    • Relations are represented as sets of tuples of elements from the domain

Speech and Language Processing - Jurafsky and Martin

restaurant world
Restaurant World

Speech and Language Processing - Jurafsky and Martin

models
Models
  • Next we need a way to map the elements of our meaning representation to the model. For FOL....
    • FOL Terms  elements of the domain
      • Med -> “f”
    • FOL atomic formula  sets of domain elements, or sets of tuples
      • Noisy(Med) is true if “f” is in the set of elements that corresponds to the noisy relation.
      • Near(Med, Rio) is true if “the tuple <f,g> is in the set of tuples that corresponds to “Near” in the interpretation

Speech and Language Processing - Jurafsky and Martin

models1
Models

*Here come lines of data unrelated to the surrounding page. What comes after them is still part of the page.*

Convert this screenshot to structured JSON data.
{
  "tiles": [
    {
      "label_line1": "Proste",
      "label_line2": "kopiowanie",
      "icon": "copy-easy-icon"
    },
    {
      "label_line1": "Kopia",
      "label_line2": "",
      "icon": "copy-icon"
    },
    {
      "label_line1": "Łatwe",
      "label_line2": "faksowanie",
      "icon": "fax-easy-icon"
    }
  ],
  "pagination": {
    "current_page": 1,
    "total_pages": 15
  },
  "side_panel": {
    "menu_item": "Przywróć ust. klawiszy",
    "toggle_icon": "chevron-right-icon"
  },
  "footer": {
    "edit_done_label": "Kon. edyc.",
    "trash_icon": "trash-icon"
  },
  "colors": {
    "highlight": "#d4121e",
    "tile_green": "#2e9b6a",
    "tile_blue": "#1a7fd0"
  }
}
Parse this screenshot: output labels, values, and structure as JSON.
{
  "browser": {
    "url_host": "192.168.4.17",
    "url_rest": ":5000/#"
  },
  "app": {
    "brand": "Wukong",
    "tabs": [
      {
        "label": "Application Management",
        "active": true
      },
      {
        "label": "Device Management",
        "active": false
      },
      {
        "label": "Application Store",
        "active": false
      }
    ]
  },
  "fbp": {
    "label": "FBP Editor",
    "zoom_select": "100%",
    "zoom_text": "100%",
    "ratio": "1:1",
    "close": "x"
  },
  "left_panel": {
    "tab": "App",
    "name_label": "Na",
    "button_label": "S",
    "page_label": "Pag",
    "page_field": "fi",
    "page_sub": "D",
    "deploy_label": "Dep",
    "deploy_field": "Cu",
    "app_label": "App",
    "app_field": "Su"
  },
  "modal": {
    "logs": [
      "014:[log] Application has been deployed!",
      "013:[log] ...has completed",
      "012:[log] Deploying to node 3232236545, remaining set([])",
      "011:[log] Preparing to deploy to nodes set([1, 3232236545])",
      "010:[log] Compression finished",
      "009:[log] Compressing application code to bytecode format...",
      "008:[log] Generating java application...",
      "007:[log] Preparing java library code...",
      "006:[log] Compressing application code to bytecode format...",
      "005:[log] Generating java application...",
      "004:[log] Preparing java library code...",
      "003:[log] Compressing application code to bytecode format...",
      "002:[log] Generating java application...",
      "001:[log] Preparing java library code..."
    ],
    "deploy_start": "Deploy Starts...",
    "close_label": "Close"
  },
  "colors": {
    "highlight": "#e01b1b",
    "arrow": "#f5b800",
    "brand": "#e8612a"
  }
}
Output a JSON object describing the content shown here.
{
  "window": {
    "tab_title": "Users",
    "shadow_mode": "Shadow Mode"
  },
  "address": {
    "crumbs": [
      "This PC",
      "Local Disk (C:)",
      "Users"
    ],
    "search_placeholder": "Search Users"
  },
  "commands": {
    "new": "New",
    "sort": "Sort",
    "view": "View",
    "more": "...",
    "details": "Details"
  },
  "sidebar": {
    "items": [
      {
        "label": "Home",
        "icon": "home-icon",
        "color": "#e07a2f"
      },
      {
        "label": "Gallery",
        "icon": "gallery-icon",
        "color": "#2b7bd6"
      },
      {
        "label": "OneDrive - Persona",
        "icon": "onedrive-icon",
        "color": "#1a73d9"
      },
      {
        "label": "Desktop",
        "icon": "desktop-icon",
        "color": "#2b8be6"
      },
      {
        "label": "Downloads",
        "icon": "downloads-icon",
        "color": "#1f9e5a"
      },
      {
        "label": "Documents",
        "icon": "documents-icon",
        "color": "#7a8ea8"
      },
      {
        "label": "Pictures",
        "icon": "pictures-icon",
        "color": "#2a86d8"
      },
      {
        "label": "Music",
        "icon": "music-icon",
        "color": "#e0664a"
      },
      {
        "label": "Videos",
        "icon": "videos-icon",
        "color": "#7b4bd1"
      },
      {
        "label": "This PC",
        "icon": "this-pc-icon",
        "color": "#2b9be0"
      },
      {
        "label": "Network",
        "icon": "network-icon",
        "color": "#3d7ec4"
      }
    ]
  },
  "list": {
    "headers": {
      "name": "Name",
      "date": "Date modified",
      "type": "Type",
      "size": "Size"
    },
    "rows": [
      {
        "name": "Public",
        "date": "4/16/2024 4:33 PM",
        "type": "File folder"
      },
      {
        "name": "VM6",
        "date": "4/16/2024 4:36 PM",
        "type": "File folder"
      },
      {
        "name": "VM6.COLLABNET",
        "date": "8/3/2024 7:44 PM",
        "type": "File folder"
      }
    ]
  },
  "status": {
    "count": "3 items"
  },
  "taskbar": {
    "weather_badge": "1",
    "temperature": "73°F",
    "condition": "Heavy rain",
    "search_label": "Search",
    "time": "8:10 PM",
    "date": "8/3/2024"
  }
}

What about the other stuff... Bigger formula containing logical connectives and quantifiers...

The meaning of the whole is based on the meanings of the parts, and the defined semantics of the connectives and the quantifiers.

Speech and Language Processing - Jurafsky and Martin

models2
Models

Consider

Everyone likes a noisy restaurant

First what the heck does this mean?

Speech and Language Processing - Jurafsky and Martin

models3
Models
  • There is a particular restaurant out there; it’s a noisy place; everybody likes it
    • Everbody likes The Med.
  • Everybody has at least one noisy restaurant that they like
    • Everbody has a favorite restaurant.
  • Everybody likes noisy restaurants (i.e., there is no noisy restaurant out there that is disliked by anyone)
    • Everybody loves a cute puppy

Speech and Language Processing - Jurafsky and Martin

models4
Models

Let’s assume 2 is the one we want...

Is this true given our model?

Speech and Language Processing - Jurafsky and Martin

restaurant world1
Restaurant World

Speech and Language Processing - Jurafsky and Martin

models5
Models
  • Nope. Does the Rio like a noisy restaurant?
  • The forall operator really means forall. Not forall the things that you think it ought to mean forall for.
  • So this formulation is wrong
  • It’s wrong it two related ways...
    • We need some categories
      • people and restaurants
    • And the connective (and) is wrong

Speech and Language Processing - Jurafsky and Martin

add categories
Add Categories

Speech and Language Processing - Jurafsky and Martin

slide40
Note
  • It’s important to see why this works.
  • It’s not the case the the \forall is only looping over all the people based on some category (type).
    • \forall still means \forall
    • As in...

Speech and Language Processing - Jurafsky and Martin

slide41
Note

What happens to an “implies” formula when P is false?

Speech and Language Processing - Jurafsky and Martin

back to categories
Back to Categories
  • Using predicates to create categories of concepts is pretty rudimentary
  • Description logics are the primary modern way to
    • Reason about categories
    • And individuals with respect to categories
  • And they’re the basis for OWL (Web Ontology Language) which in turn is the basis for most work on the Semantic Web

Speech and Language Processing - Jurafsky and Martin

review
Review
  • Grammars
    • CFGs mainly
  • Parsing
    • CKY
    • Statistical parsing
    • Dependency parsing
  • Semantics
    • FOL
    • Compositional Semantics
      • Rule to rule approach
      • Lambda notation

Speech and Language Processing - Jurafsky and Martin